Data provided:
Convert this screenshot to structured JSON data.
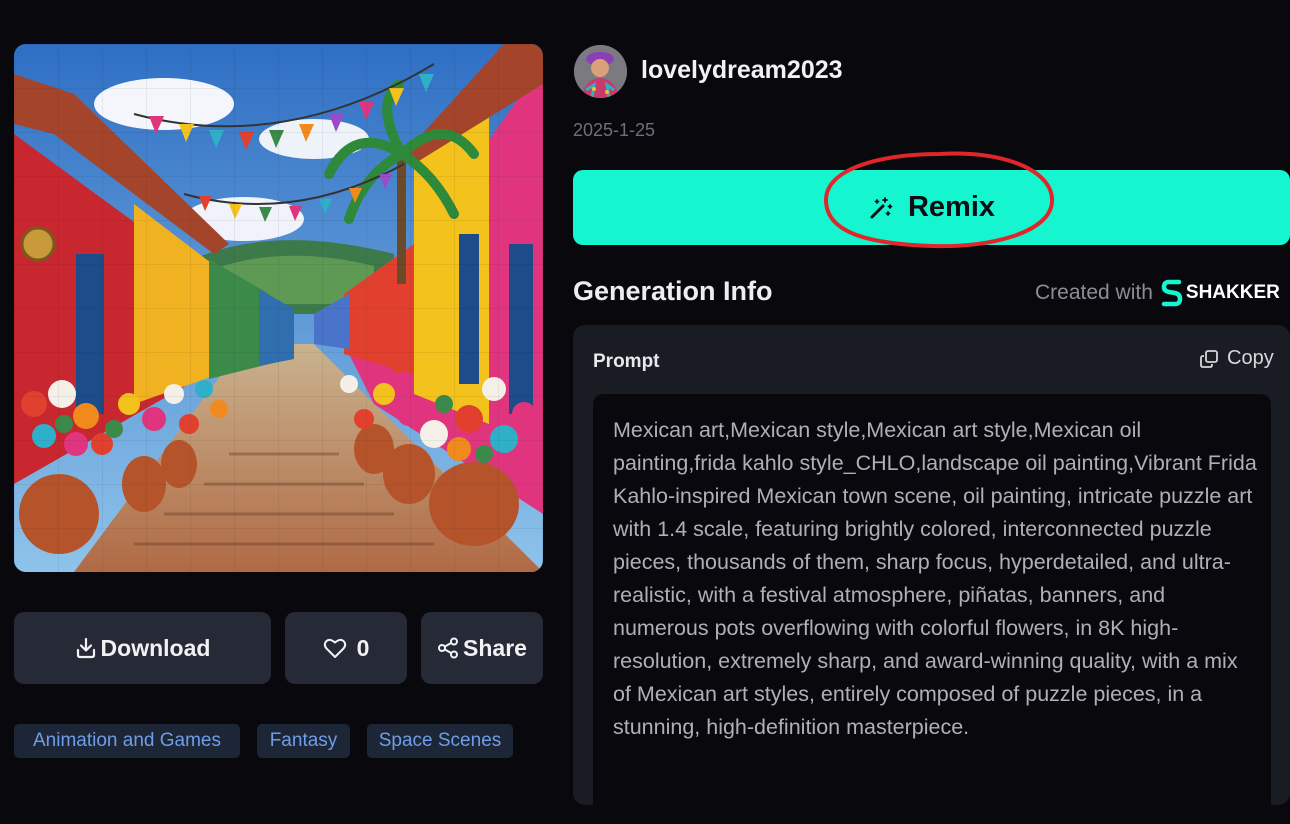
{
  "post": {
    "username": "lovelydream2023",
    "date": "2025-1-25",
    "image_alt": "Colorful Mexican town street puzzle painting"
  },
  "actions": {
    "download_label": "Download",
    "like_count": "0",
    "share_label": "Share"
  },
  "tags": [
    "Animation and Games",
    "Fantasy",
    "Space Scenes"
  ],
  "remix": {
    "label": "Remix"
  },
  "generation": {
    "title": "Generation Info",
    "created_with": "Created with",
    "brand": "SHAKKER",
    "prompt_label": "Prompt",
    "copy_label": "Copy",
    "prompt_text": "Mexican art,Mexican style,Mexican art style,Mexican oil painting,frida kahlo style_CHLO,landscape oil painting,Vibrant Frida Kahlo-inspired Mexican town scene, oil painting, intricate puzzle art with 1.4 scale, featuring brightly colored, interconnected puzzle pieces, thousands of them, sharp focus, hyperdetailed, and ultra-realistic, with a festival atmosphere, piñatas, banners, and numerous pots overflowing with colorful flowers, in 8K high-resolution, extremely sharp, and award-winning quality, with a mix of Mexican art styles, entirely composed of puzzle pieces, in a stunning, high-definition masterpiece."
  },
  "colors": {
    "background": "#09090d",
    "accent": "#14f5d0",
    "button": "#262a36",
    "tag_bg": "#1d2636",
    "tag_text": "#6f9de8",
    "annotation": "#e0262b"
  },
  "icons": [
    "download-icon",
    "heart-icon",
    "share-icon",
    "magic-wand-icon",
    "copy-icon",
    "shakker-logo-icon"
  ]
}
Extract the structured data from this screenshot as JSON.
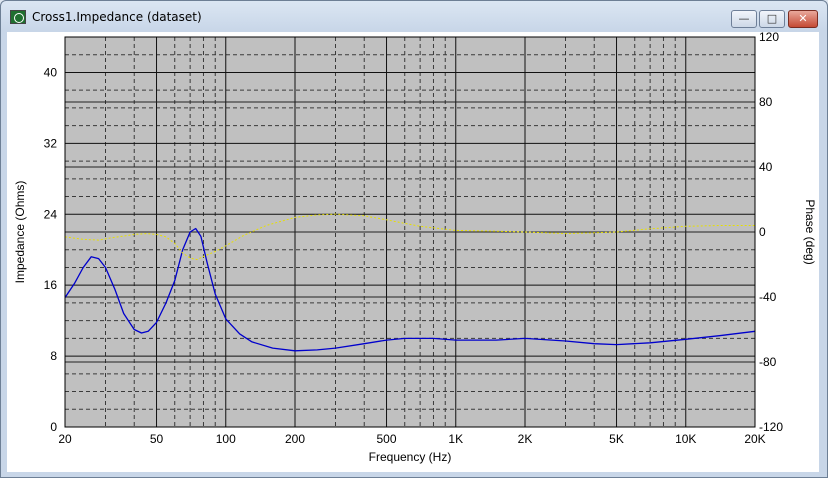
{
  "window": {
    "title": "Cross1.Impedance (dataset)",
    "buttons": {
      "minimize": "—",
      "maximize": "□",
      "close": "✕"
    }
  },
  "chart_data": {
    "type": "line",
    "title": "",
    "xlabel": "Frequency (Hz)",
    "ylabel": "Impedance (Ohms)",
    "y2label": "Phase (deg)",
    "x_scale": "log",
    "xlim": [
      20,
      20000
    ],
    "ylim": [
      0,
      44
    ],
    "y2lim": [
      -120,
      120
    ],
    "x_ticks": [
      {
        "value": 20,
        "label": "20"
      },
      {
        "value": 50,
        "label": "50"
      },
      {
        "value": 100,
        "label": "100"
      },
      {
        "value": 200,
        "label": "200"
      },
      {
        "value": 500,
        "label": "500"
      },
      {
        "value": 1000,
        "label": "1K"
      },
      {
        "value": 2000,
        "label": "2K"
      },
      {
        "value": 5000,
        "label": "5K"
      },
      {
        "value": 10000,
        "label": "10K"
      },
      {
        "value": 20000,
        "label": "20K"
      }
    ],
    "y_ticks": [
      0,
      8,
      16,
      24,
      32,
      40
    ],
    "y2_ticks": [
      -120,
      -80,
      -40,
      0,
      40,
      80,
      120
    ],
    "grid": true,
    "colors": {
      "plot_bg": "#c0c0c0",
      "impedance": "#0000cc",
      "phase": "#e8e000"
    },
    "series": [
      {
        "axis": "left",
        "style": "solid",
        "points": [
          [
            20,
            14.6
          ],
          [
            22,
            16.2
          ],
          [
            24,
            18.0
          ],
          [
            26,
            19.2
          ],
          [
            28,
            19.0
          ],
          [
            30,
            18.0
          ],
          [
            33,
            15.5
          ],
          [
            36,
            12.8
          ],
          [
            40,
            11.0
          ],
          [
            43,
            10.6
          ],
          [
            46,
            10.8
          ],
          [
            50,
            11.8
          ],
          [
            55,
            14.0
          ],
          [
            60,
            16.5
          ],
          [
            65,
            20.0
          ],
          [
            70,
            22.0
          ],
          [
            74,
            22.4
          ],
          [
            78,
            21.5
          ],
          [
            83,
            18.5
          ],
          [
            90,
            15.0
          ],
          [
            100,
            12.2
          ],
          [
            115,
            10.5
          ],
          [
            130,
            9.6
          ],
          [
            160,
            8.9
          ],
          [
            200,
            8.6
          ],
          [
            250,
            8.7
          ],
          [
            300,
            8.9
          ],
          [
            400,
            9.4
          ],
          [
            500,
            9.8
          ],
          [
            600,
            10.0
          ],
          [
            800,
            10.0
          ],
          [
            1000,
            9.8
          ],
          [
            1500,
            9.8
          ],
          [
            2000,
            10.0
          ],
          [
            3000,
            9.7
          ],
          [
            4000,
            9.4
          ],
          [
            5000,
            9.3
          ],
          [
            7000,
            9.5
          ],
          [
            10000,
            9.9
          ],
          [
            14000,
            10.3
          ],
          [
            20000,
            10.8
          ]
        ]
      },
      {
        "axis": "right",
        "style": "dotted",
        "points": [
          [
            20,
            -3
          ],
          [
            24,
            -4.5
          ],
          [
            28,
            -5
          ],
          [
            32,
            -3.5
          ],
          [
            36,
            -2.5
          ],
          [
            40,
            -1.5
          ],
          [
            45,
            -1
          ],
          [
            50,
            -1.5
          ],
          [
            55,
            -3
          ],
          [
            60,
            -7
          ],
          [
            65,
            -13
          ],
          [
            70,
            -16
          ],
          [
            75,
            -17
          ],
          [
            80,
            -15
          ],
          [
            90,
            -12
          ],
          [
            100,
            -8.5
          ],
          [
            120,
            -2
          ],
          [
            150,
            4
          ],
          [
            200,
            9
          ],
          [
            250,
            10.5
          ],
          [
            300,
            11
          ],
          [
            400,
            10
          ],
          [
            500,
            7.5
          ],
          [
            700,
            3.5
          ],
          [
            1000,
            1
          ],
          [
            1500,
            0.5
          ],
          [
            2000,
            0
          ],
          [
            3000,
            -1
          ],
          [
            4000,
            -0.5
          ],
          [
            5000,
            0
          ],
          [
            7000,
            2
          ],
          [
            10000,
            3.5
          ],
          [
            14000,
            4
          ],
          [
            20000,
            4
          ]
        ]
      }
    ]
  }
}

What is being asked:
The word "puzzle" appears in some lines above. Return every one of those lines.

Written solution:
    "image_alt": "Colorful Mexican town street puzzle painting"
    "prompt_text": "Mexican art,Mexican style,Mexican art style,Mexican oil painting,frida kahlo style_CHLO,landscape oil painting,Vibrant Frida Kahlo-inspired Mexican town scene, oil painting, intricate puzzle art with 1.4 scale, featuring brightly colored, interconnected puzzle pieces, thousands of them, sharp focus, hyperdetailed, and ultra-realistic, with a festival atmosphere, piñatas, banners, and numerous pots overflowing with colorful flowers, in 8K high-resolution, extremely sharp, and award-winning quality, with a mix of Mexican art styles, entirely composed of puzzle pieces, in a stunning, high-definition masterpiece."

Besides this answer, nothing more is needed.